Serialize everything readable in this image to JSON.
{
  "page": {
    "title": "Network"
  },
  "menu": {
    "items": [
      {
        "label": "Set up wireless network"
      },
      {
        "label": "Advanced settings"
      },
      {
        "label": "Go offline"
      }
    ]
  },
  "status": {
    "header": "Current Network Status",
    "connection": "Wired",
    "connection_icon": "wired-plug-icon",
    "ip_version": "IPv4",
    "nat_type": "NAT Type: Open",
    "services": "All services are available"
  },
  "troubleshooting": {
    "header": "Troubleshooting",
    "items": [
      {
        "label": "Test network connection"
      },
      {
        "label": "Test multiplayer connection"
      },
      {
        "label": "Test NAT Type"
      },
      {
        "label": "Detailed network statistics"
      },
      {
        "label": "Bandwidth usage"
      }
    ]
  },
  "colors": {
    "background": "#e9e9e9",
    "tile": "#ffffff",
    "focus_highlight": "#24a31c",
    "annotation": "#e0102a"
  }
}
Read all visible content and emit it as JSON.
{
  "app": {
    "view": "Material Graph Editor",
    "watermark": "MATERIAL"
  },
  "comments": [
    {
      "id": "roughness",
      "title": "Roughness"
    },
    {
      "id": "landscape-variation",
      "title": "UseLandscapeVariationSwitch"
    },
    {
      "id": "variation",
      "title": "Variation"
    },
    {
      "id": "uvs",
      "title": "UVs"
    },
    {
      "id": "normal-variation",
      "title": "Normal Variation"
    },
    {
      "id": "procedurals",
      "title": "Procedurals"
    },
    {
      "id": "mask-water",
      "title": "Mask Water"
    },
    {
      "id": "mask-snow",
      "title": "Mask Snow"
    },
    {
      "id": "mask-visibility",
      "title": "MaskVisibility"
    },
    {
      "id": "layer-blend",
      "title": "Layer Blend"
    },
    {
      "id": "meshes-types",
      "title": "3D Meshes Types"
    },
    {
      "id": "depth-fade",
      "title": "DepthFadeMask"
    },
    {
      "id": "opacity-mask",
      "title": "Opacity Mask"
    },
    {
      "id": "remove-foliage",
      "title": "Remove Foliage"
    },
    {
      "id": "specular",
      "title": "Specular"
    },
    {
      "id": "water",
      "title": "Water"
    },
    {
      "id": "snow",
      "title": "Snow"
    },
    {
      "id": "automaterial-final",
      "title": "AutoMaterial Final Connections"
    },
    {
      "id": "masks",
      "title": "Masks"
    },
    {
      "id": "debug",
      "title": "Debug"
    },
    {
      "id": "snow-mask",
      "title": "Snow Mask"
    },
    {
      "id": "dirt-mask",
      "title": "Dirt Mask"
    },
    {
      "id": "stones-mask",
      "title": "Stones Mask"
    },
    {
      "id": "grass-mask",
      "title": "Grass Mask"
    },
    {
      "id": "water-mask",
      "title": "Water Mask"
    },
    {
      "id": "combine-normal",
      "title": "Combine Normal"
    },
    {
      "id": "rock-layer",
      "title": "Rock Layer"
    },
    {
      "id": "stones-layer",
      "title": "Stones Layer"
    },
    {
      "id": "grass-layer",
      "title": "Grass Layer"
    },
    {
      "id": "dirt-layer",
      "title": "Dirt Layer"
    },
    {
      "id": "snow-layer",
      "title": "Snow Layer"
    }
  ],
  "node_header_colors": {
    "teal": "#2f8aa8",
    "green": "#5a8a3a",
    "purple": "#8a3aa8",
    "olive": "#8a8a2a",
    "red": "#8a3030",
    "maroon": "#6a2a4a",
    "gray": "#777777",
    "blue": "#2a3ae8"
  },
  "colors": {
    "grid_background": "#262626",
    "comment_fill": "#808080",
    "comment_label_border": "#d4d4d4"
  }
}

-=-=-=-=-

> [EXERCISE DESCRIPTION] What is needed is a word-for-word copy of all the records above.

> [WRITTEN REPLY]
Serialize everything readable in this image to JSON.
{
  "page": {
    "title": "Network"
  },
  "menu": {
    "items": [
      {
        "label": "Set up wireless network"
      },
      {
        "label": "Advanced settings"
      },
      {
        "label": "Go offline"
      }
    ]
  },
  "status": {
    "header": "Current Network Status",
    "connection": "Wired",
    "connection_icon": "wired-plug-icon",
    "ip_version": "IPv4",
    "nat_type": "NAT Type: Open",
    "services": "All services are available"
  },
  "troubleshooting": {
    "header": "Troubleshooting",
    "items": [
      {
        "label": "Test network connection"
      },
      {
        "label": "Test multiplayer connection"
      },
      {
        "label": "Test NAT Type"
      },
      {
        "label": "Detailed network statistics"
      },
      {
        "label": "Bandwidth usage"
      }
    ]
  },
  "colors": {
    "background": "#e9e9e9",
    "tile": "#ffffff",
    "focus_highlight": "#24a31c",
    "annotation": "#e0102a"
  }
}
Read all visible content and emit it as JSON.
{
  "app": {
    "view": "Material Graph Editor",
    "watermark": "MATERIAL"
  },
  "comments": [
    {
      "id": "roughness",
      "title": "Roughness"
    },
    {
      "id": "landscape-variation",
      "title": "UseLandscapeVariationSwitch"
    },
    {
      "id": "variation",
      "title": "Variation"
    },
    {
      "id": "uvs",
      "title": "UVs"
    },
    {
      "id": "normal-variation",
      "title": "Normal Variation"
    },
    {
      "id": "procedurals",
      "title": "Procedurals"
    },
    {
      "id": "mask-water",
      "title": "Mask Water"
    },
    {
      "id": "mask-snow",
      "title": "Mask Snow"
    },
    {
      "id": "mask-visibility",
      "title": "MaskVisibility"
    },
    {
      "id": "layer-blend",
      "title": "Layer Blend"
    },
    {
      "id": "meshes-types",
      "title": "3D Meshes Types"
    },
    {
      "id": "depth-fade",
      "title": "DepthFadeMask"
    },
    {
      "id": "opacity-mask",
      "title": "Opacity Mask"
    },
    {
      "id": "remove-foliage",
      "title": "Remove Foliage"
    },
    {
      "id": "specular",
      "title": "Specular"
    },
    {
      "id": "water",
      "title": "Water"
    },
    {
      "id": "snow",
      "title": "Snow"
    },
    {
      "id": "automaterial-final",
      "title": "AutoMaterial Final Connections"
    },
    {
      "id": "masks",
      "title": "Masks"
    },
    {
      "id": "debug",
      "title": "Debug"
    },
    {
      "id": "snow-mask",
      "title": "Snow Mask"
    },
    {
      "id": "dirt-mask",
      "title": "Dirt Mask"
    },
    {
      "id": "stones-mask",
      "title": "Stones Mask"
    },
    {
      "id": "grass-mask",
      "title": "Grass Mask"
    },
    {
      "id": "water-mask",
      "title": "Water Mask"
    },
    {
      "id": "combine-normal",
      "title": "Combine Normal"
    },
    {
      "id": "rock-layer",
      "title": "Rock Layer"
    },
    {
      "id": "stones-layer",
      "title": "Stones Layer"
    },
    {
      "id": "grass-layer",
      "title": "Grass Layer"
    },
    {
      "id": "dirt-layer",
      "title": "Dirt Layer"
    },
    {
      "id": "snow-layer",
      "title": "Snow Layer"
    }
  ],
  "node_header_colors": {
    "teal": "#2f8aa8",
    "green": "#5a8a3a",
    "purple": "#8a3aa8",
    "olive": "#8a8a2a",
    "red": "#8a3030",
    "maroon": "#6a2a4a",
    "gray": "#777777",
    "blue": "#2a3ae8"
  },
  "colors": {
    "grid_background": "#262626",
    "comment_fill": "#808080",
    "comment_label_border": "#d4d4d4"
  }
}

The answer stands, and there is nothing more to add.